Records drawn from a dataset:
◆ ◆ ◆ ◆ ◆ ◆ ◆

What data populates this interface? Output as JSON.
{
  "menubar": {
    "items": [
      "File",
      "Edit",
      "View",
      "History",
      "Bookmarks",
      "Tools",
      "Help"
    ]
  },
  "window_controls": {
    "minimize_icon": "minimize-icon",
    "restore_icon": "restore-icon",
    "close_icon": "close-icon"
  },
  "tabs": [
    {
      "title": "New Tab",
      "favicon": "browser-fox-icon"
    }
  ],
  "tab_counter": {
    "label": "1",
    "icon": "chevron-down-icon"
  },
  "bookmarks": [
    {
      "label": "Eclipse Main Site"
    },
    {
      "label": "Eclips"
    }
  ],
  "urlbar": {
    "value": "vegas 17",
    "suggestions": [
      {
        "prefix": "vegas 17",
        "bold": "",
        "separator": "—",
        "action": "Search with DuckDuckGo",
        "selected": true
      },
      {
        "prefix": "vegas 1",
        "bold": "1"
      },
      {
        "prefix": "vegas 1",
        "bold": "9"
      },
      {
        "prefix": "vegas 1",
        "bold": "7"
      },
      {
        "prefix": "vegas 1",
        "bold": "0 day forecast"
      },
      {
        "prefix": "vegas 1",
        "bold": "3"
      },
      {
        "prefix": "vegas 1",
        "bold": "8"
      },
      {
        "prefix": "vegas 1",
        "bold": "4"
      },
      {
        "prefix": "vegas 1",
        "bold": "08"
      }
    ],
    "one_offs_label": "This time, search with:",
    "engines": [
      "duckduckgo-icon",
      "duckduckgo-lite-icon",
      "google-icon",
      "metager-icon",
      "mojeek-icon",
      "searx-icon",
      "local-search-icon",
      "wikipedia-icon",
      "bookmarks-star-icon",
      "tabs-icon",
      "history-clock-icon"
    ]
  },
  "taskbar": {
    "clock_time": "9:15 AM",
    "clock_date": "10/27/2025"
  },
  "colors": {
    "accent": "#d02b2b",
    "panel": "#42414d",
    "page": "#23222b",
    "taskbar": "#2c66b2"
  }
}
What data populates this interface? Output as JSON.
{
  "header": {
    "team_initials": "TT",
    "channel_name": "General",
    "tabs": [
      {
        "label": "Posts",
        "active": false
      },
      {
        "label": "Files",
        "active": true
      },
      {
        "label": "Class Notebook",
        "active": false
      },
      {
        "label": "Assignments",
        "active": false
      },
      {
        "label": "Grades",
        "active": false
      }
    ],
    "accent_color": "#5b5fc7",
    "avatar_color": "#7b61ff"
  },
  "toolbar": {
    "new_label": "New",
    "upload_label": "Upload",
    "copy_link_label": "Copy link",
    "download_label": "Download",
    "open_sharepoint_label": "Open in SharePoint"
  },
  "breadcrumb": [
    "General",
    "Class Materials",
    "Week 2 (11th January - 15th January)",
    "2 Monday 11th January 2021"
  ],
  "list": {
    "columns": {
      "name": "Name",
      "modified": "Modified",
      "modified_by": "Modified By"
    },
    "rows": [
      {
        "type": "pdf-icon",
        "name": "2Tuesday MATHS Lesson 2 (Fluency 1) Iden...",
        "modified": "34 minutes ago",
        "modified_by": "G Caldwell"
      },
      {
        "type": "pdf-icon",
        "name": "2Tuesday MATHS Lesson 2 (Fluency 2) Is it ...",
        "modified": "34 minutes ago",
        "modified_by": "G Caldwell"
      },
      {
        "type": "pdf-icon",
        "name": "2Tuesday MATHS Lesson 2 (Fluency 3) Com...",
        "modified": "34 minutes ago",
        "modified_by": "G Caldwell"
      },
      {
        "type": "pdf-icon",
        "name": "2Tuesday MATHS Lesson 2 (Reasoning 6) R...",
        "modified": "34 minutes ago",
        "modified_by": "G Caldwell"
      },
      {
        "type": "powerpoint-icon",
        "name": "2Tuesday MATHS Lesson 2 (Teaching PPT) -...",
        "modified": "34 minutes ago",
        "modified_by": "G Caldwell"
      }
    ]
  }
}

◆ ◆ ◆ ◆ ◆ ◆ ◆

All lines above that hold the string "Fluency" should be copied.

Response for this exercise –
        "name": "2Tuesday MATHS Lesson 2 (Fluency 1) Iden...",
        "name": "2Tuesday MATHS Lesson 2 (Fluency 2) Is it ...",
        "name": "2Tuesday MATHS Lesson 2 (Fluency 3) Com...",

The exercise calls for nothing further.